A group of Ohio Christian schools filed a lawsuit against their local health department over its order to close all schools serving students in grades seven through 12 for six weeks to stop the spread of the coronavirus.
The Ohio Christian Education Network, which describes itself as “a coalition of schools and community members who stand for freedom in education and want to support initiatives that prevent the government from intruding on the right of Christian schools to teach Gospel-centered principles,” joined with three Christian schools to file the lawsuit in federal court against the Toledo-Lucas County Health Department, alleging that the blanket school closures violate the freedom to worship guaranteed by the First Amendment.
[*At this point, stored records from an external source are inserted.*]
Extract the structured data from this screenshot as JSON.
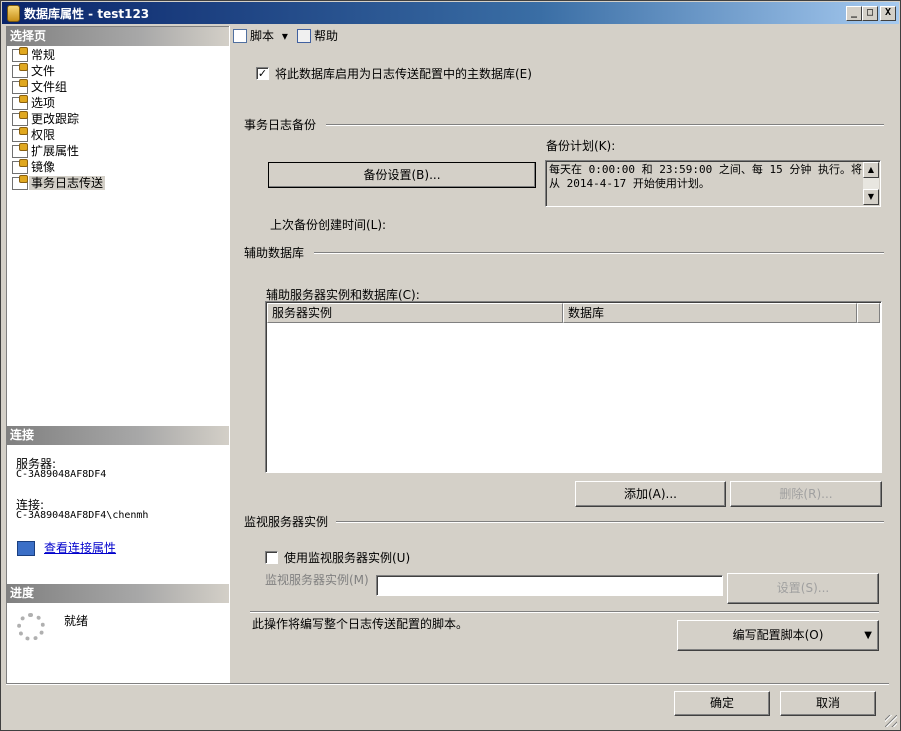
{
  "window": {
    "title": "数据库属性 - test123",
    "controls": {
      "minimize": "_",
      "maximize": "□",
      "close": "X"
    }
  },
  "left": {
    "pages_header": "选择页",
    "pages": [
      {
        "label": "常规",
        "icon": "page-icon"
      },
      {
        "label": "文件",
        "icon": "page-icon"
      },
      {
        "label": "文件组",
        "icon": "page-icon"
      },
      {
        "label": "选项",
        "icon": "page-icon"
      },
      {
        "label": "更改跟踪",
        "icon": "page-icon"
      },
      {
        "label": "权限",
        "icon": "page-icon"
      },
      {
        "label": "扩展属性",
        "icon": "page-icon"
      },
      {
        "label": "镜像",
        "icon": "page-icon"
      },
      {
        "label": "事务日志传送",
        "icon": "page-icon",
        "selected": true
      }
    ],
    "connection_header": "连接",
    "server_label": "服务器:",
    "server_value": "C-3A89048AF8DF4",
    "connection_label": "连接:",
    "connection_value": "C-3A89048AF8DF4\\chenmh",
    "view_connection_link": "查看连接属性",
    "progress_header": "进度",
    "progress_status": "就绪"
  },
  "toolbar": {
    "script_label": "脚本",
    "script_dropdown": "▾",
    "help_label": "帮助"
  },
  "main": {
    "enable_primary_checkbox": {
      "checked": true,
      "mark": "✓",
      "label": "将此数据库启用为日志传送配置中的主数据库(E)"
    },
    "log_backup_group": "事务日志备份",
    "backup_schedule_label": "备份计划(K):",
    "backup_settings_button": "备份设置(B)...",
    "backup_schedule_text": "每天在 0:00:00 和 23:59:00 之间、每 15 分钟 执行。将\n从 2014-4-17 开始使用计划。",
    "last_backup_label": "上次备份创建时间(L):",
    "secondary_group": "辅助数据库",
    "secondary_list_label": "辅助服务器实例和数据库(C):",
    "secondary_columns": [
      "服务器实例",
      "数据库"
    ],
    "secondary_rows": [],
    "add_button": "添加(A)...",
    "remove_button": "删除(R)...",
    "monitor_group": "监视服务器实例",
    "use_monitor_checkbox": {
      "checked": false,
      "label": "使用监视服务器实例(U)"
    },
    "monitor_instance_label": "监视服务器实例(M)",
    "monitor_instance_value": "",
    "monitor_settings_button": "设置(S)...",
    "script_info_text": "此操作将编写整个日志传送配置的脚本。",
    "script_config_button": "编写配置脚本(O)",
    "script_config_dropdown": "▼"
  },
  "footer": {
    "ok_button": "确定",
    "cancel_button": "取消"
  },
  "colors": {
    "title_bar": "#0a246a",
    "window_face": "#d4d0c8",
    "link": "#0000cc"
  }
}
“For many parents, teachers, and private school administrators, providing faith-based instruction is an act of worship,” the complaint, filed in the United States District Court for the Northern District of Ohio, says.
“First Amendment freedoms don’t go on a holiday break,” said Aaron Baer, president of Citizens for Community Values, which operates the Ohio Christian Education Network. “The Lucas County Health Department has not only violated the religious liberty rights of Christian schools and students by denying them the right to provide religious instruction, but they’ve threatened the mental health and futures of Lucas County children.”
Baer accused the Lucas County Health Department of abiding by double standards when it comes to coronavirus restrictions: “Despite all the medical evidence and experts that continue to say one of the safest places for children to be is in school, Lucas County has taken aggressive action to deny children the right to in-person education. Meanwhile, they’ve let casinos, strip clubs, liquor stores, and concerts continue. We cannot sit idly by while children and freedoms are being harmed.”
The complaint references comments made by Dr. Robert Redfield, the director of the Centers for Disease Control, who asserted that “the truth is, for kids K-12, one of the safest places they can be, from our perspective, is to remain in school,” describing it as “counterproductive … from a public health point of view, just in containing the epidemic, if there was an emotional response to say, ‘Let’s close the schools.’”
Baer elaborated on his concerns in a video published Tuesday: “This order is a direct affront to our First Amendment religious liberties. These schools are not just about forming children in their academic performance but also forming them in the image of God, teaching them religious instruction. It’s interwoven in everything they do, in all of their classes, just like our faith is for all Christians.”
Brian Fox, attorney for the Ohio Christian Education Network, wrote a letter to Eric Zgodzinski, secretary of the Lucas County Regional Health Board of Directors, on Nov. 30, four days before the six-week ban on secondary education was slated to take effect. He urged the board to reconsider its decision to mandate the closure of secondary schools and offered the opportunity to resolve the concerns of his clients without resorting to legal action.
“Well-intended as the restrictions may be, the Resolution is unconstitutional because it lacks a narrowly tailored, compelling governmental interest to violate the First Amendment rights of Member Schools to freely exercise their religion,” Fox wrote.
“If the resolution is enforced through January 11th, Member Schools will be effectively barred from: (i) providing daily in-person mentorship and training of religious values for several grade levels (inarguably less effective in a virtual context), (ii) engaging in corporate prayer throughout the day, (iii) collectively sharing musical worship and communal recognition, and (iv) spiritually encouraging and praying for individual students (who may be profoundly suffering through the isolation of this pandemic,” he warned.
Fox maintained that “each of these religious rights and responsibilities is sacred to Member Schools and the families who choose private religious education, and – as a consequence – are guaranteed by the First Amendment.”
He further cited numerous studies detailing “the profound negative consequences forced quarantine and isolation causes among their demographic” as part of the plea to convince the health department to reconsider its decision.
“Across the country, this age group has seen exponential increases in severe depression, anxiety disorders, suicide attempts, substance abuse problems, and mental health-related pediatric emergency department visits,” he said, while pointing to the schools as a source of students’ “purpose, faith, and abiding hope.”